Andreani M, Radio FC, Testi M, De Bernardo C, Troiano M, Majore S, et al. Association of hepcidin promoter c.-582 A>G variant and iron overload in thalassemia major. Haematologica. 2009;94(9):1293–6.
Island ML, Jouanolle AM, Mosser A, Deugnier Y, David V, Brissot P, et al. A new mutation in the hepcidin promoter impairs its BMP response and contributes to a severe phenotype in HFE related hemochromatosis. Haematologica. 2009;94(5):720–4.
Parajes S, González-Quintela A, Campos J, Quinteiro C, Domínguez F, Loidi L. Genetic study of the hepcidin gene (HAMP) promoter and functional analysis of the c.-582A> G variant. BMC Genet. 2010;11(1):110.
Cappellini M, Cohen A, Eleftheriou A, Piga A, Porter J, Taher A. Guidelines for the clinical Management of Thalassaemia. Thalassaemia International Federation TIF. 2008;2014.

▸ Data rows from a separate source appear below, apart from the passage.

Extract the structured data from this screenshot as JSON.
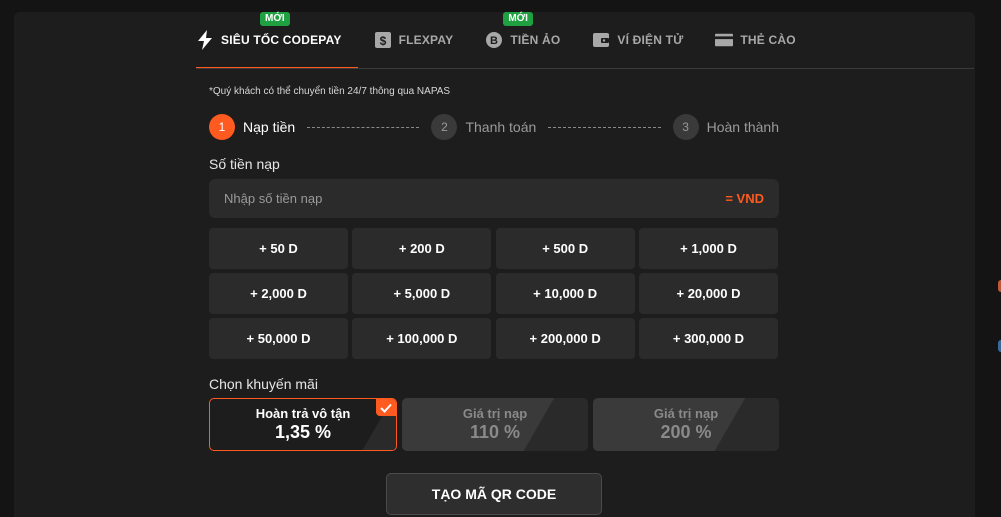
{
  "tabs": [
    {
      "label": "SIÊU TỐC CODEPAY",
      "icon": "lightning-icon",
      "badge": "MỚI",
      "active": true
    },
    {
      "label": "FLEXPAY",
      "icon": "dollar-note-icon",
      "badge": null,
      "active": false
    },
    {
      "label": "TIỀN ẢO",
      "icon": "bitcoin-icon",
      "badge": "MỚI",
      "active": false
    },
    {
      "label": "VÍ ĐIỆN TỬ",
      "icon": "wallet-icon",
      "badge": null,
      "active": false
    },
    {
      "label": "THẺ CÀO",
      "icon": "card-icon",
      "badge": null,
      "active": false
    }
  ],
  "note": "*Quý khách có thể chuyển tiền 24/7 thông qua NAPAS",
  "stepper": [
    {
      "number": "1",
      "label": "Nạp tiền",
      "active": true
    },
    {
      "number": "2",
      "label": "Thanh toán",
      "active": false
    },
    {
      "number": "3",
      "label": "Hoàn thành",
      "active": false
    }
  ],
  "amount": {
    "title": "Số tiền nạp",
    "placeholder": "Nhập số tiền nạp",
    "value": "",
    "unit": "= VND"
  },
  "quick_amounts": [
    "+ 50 D",
    "+ 200 D",
    "+ 500 D",
    "+ 1,000 D",
    "+ 2,000 D",
    "+ 5,000 D",
    "+ 10,000 D",
    "+ 20,000 D",
    "+ 50,000 D",
    "+ 100,000 D",
    "+ 200,000 D",
    "+ 300,000 D"
  ],
  "promo": {
    "title": "Chọn khuyến mãi",
    "options": [
      {
        "title": "Hoàn trả vô tận",
        "value": "1,35 %",
        "selected": true
      },
      {
        "title": "Giá trị nạp",
        "value": "110 %",
        "selected": false
      },
      {
        "title": "Giá trị nạp",
        "value": "200 %",
        "selected": false
      }
    ]
  },
  "submit_label": "TẠO MÃ QR CODE",
  "colors": {
    "accent": "#ff5a1f",
    "badge_green": "#1fa141",
    "background": "#1d1d1d"
  }
}
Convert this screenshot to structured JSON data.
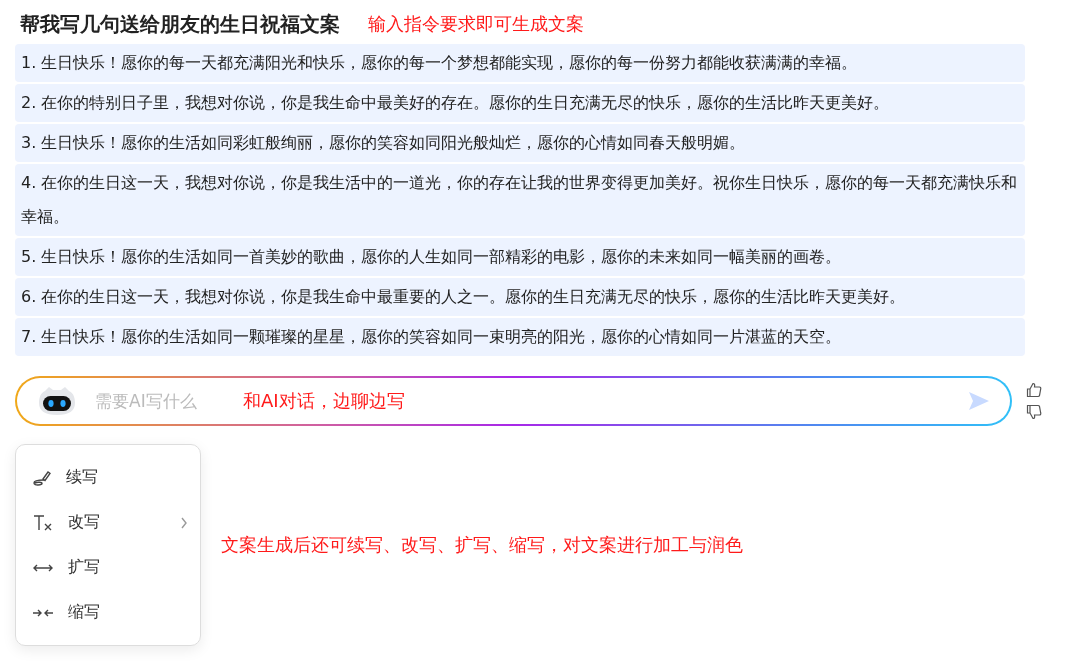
{
  "title": {
    "text": "帮我写几句送给朋友的生日祝福文案",
    "annotation": "输入指令要求即可生成文案"
  },
  "results": [
    "1. 生日快乐！愿你的每一天都充满阳光和快乐，愿你的每一个梦想都能实现，愿你的每一份努力都能收获满满的幸福。",
    "2. 在你的特别日子里，我想对你说，你是我生命中最美好的存在。愿你的生日充满无尽的快乐，愿你的生活比昨天更美好。",
    "3. 生日快乐！愿你的生活如同彩虹般绚丽，愿你的笑容如同阳光般灿烂，愿你的心情如同春天般明媚。",
    "4. 在你的生日这一天，我想对你说，你是我生活中的一道光，你的存在让我的世界变得更加美好。祝你生日快乐，愿你的每一天都充满快乐和幸福。",
    "5. 生日快乐！愿你的生活如同一首美妙的歌曲，愿你的人生如同一部精彩的电影，愿你的未来如同一幅美丽的画卷。",
    "6. 在你的生日这一天，我想对你说，你是我生命中最重要的人之一。愿你的生日充满无尽的快乐，愿你的生活比昨天更美好。",
    "7. 生日快乐！愿你的生活如同一颗璀璨的星星，愿你的笑容如同一束明亮的阳光，愿你的心情如同一片湛蓝的天空。"
  ],
  "input": {
    "placeholder": "需要AI写什么",
    "annotation": "和AI对话，边聊边写"
  },
  "menu": [
    {
      "kind": "continue",
      "label": "续写",
      "submenu": false
    },
    {
      "kind": "rewrite",
      "label": "改写",
      "submenu": true
    },
    {
      "kind": "expand",
      "label": "扩写",
      "submenu": false
    },
    {
      "kind": "shrink",
      "label": "缩写",
      "submenu": false
    }
  ],
  "menu_annotation": "文案生成后还可续写、改写、扩写、缩写，对文案进行加工与润色"
}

Garbowski MW, Carpenter JP, Smith G, Roughton M, Alam MH, He T, et al. Biopsy-based calibration of T2* magnetic resonance for estimation of liver iron concentration and comparison with R2 Ferriscan. J Cardiovasc Magn Reson. 2014;16(1):40.
Bansal D. Hepcidin and thalassemia. Indian J Pediatrics. 2017;84(10):731–2.
The authors thank the staff of Zafar thalassemia clinic for their kind assistance in the collection of samples.
The abstract of this article was presented as an oral lecture at the 29th Regional Congress of ISBT in Switzerland, 2019.
This work was an MSc thesis and supported by a grant from High institute for research and education in transfusion medicine, Tehran, Iran. The funding body played no role in the design of the study and collection, analysis, and interpretation of data and in writing the manuscript.
Ethics approval and consent to participate
The study was approved by ethical committee of High institute for research and education in transfusion medicine. All participants signed informed consent.
Consent for publication
The authors declare that they have no competing interest.
Springer Nature remains neutral with regard to jurisdictional claims in published maps and institutional affiliations.
About this article
Cite this article
Zarghamian, P., Azarkeivan, A., Arabkhazaeli, A. et al. Hepcidin gene polymorphisms and iron overload in β-thalassemia major patients refractory to iron chelating therapy. BMC Med Genet 21, 75 (2020). https://doi.org/10.1186/s12881-020-01011-3
- Iron overload